*** Begin section ***

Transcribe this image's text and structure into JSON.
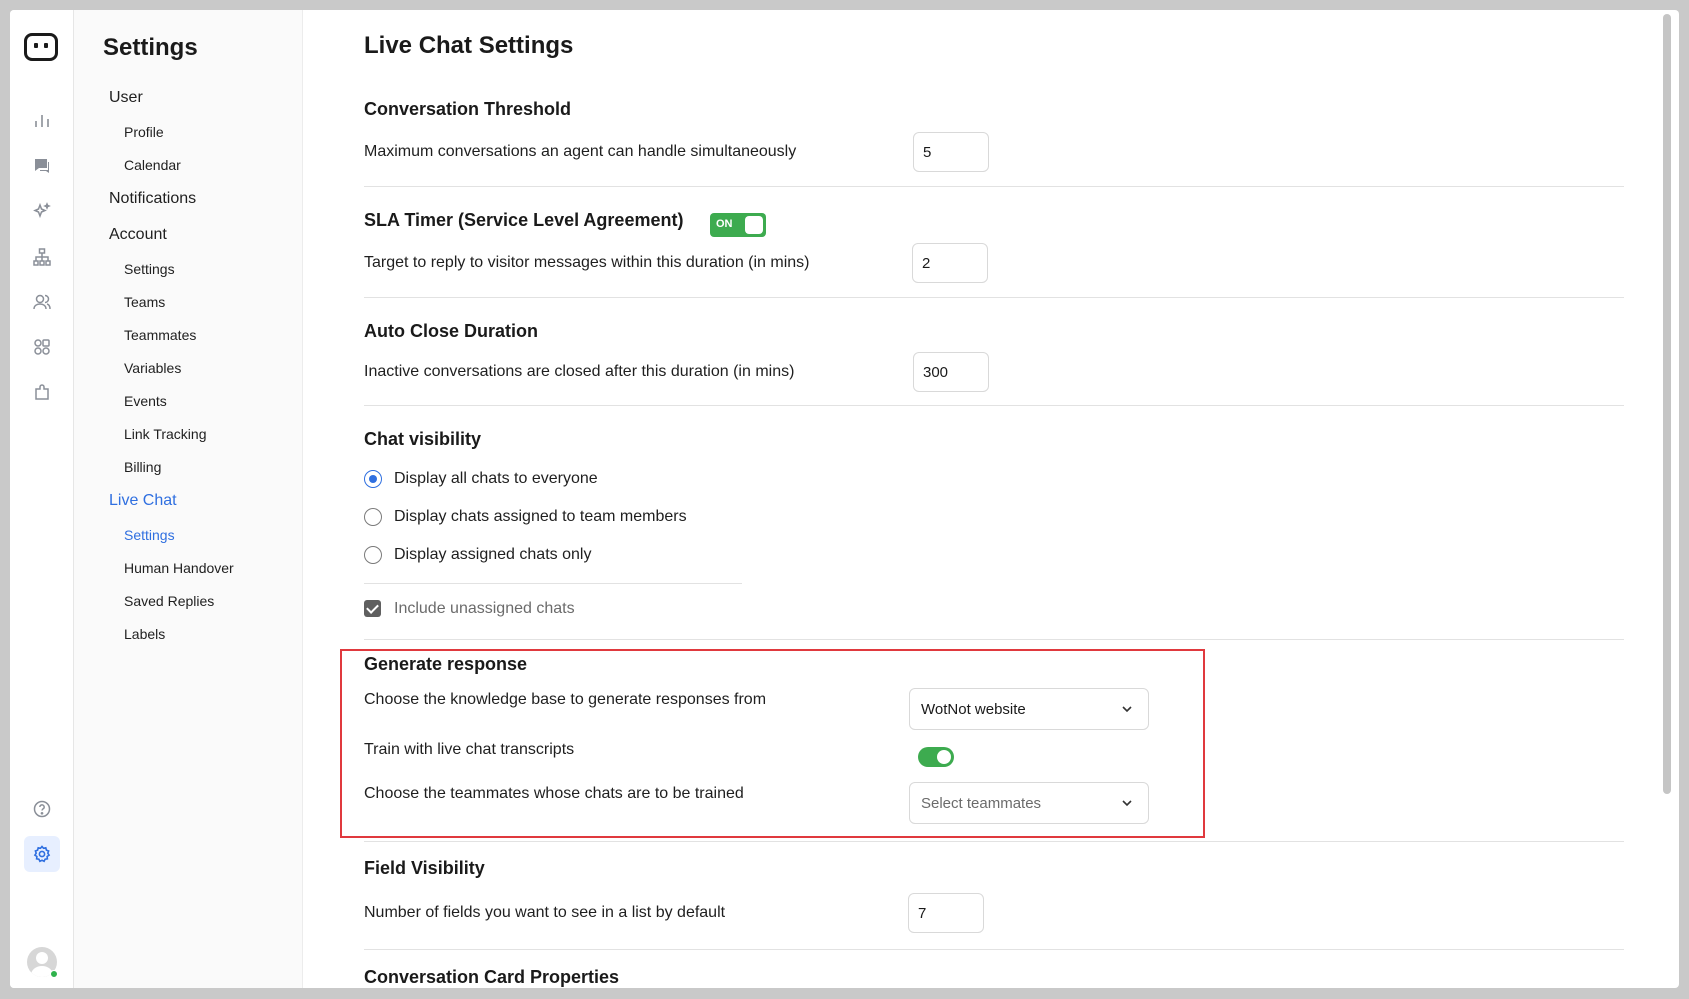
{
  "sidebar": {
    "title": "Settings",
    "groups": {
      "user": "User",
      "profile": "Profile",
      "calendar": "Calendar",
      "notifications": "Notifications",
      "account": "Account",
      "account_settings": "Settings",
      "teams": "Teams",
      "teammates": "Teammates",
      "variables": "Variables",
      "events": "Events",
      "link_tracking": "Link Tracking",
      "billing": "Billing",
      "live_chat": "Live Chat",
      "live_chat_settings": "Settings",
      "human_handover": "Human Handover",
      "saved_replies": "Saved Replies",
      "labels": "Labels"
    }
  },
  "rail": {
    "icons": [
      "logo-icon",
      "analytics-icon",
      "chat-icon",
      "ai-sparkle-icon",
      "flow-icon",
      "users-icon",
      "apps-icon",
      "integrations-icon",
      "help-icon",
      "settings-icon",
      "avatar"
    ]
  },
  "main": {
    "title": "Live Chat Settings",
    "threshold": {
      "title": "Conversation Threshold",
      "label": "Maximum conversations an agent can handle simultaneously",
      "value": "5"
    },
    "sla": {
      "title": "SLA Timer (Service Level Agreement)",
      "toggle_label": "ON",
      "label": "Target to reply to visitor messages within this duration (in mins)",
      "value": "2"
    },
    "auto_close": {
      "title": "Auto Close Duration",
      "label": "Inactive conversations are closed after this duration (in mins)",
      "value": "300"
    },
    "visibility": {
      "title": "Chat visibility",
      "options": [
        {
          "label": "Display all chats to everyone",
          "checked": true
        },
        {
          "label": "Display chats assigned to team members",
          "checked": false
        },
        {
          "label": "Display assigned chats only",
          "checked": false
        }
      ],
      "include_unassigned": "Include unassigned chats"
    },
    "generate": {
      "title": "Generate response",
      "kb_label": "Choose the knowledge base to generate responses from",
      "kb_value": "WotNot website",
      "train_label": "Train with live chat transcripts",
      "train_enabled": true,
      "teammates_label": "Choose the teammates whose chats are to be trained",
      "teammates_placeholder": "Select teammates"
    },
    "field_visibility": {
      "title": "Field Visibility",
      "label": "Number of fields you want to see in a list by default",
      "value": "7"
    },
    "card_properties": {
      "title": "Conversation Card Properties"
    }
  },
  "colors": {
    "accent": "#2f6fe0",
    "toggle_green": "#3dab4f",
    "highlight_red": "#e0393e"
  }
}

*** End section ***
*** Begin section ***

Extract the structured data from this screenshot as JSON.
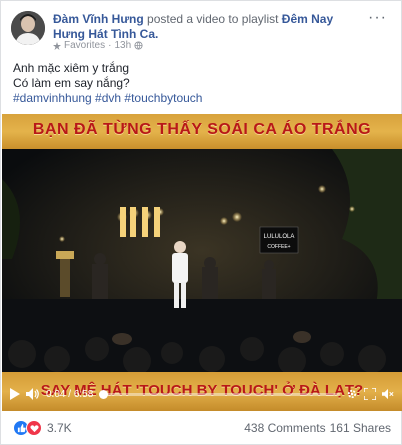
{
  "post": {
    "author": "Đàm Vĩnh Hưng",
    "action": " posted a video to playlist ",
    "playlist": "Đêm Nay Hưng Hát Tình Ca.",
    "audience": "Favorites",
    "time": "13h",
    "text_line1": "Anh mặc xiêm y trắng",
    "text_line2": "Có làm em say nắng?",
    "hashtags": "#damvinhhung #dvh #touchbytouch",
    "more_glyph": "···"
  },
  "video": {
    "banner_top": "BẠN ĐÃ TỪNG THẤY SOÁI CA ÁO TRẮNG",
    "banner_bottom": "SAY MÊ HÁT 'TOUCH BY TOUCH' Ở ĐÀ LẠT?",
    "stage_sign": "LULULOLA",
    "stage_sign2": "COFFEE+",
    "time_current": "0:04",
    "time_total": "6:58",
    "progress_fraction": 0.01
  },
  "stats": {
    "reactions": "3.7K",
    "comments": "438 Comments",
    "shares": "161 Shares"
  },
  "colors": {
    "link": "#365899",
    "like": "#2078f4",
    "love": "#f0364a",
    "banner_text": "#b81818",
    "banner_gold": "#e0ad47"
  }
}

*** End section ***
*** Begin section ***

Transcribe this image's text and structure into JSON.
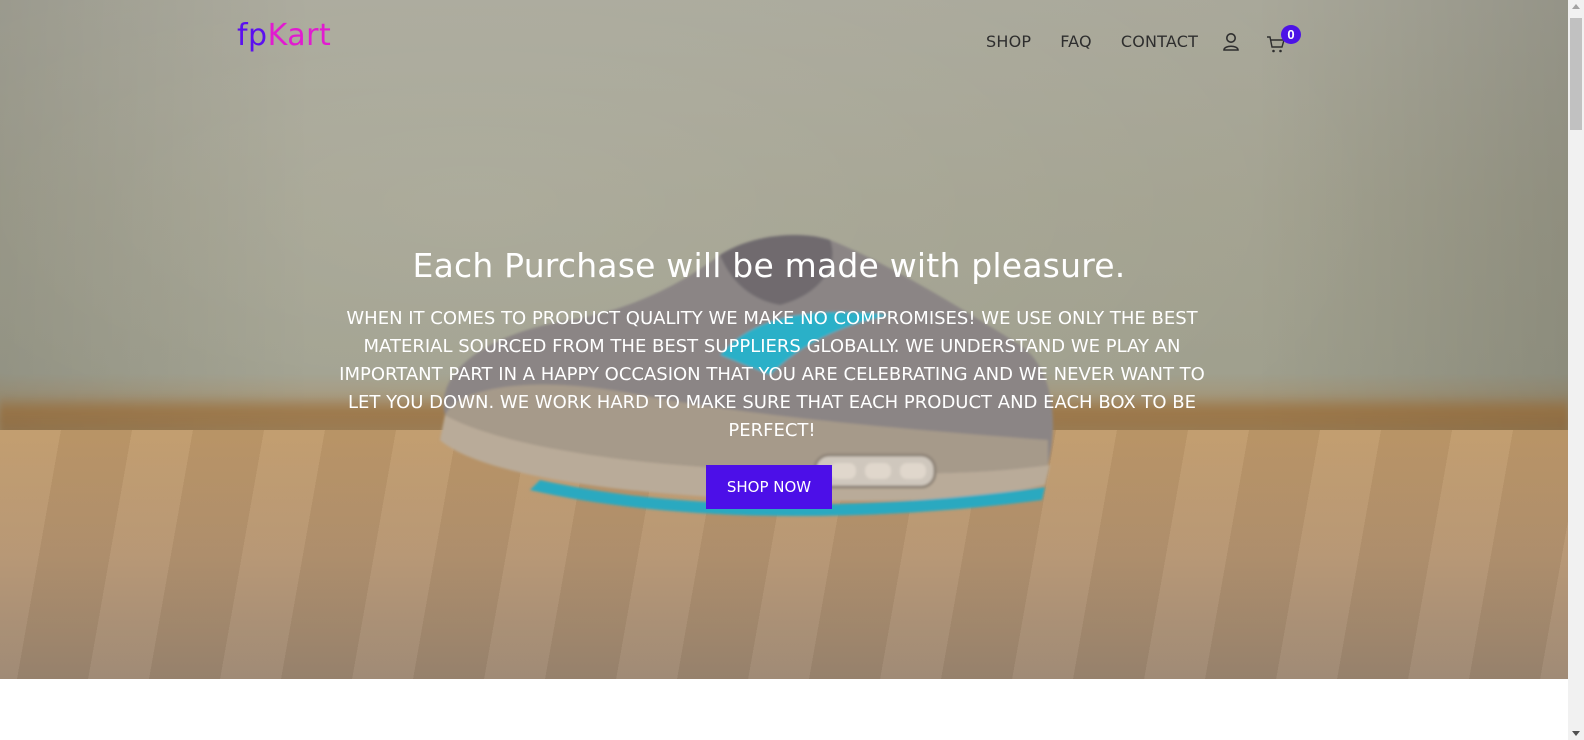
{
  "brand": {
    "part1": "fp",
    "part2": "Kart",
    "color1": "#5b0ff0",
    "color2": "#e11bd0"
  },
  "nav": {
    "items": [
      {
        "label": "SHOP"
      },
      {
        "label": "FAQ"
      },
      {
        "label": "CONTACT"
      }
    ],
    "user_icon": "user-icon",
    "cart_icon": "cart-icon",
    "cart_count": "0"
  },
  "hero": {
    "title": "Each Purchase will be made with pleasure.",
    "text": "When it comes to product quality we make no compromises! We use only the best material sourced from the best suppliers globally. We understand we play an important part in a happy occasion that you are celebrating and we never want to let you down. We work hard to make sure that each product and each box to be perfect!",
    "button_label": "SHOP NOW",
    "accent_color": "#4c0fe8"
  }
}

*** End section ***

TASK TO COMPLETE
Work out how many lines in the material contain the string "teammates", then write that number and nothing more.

THE COMPLETED TASK
3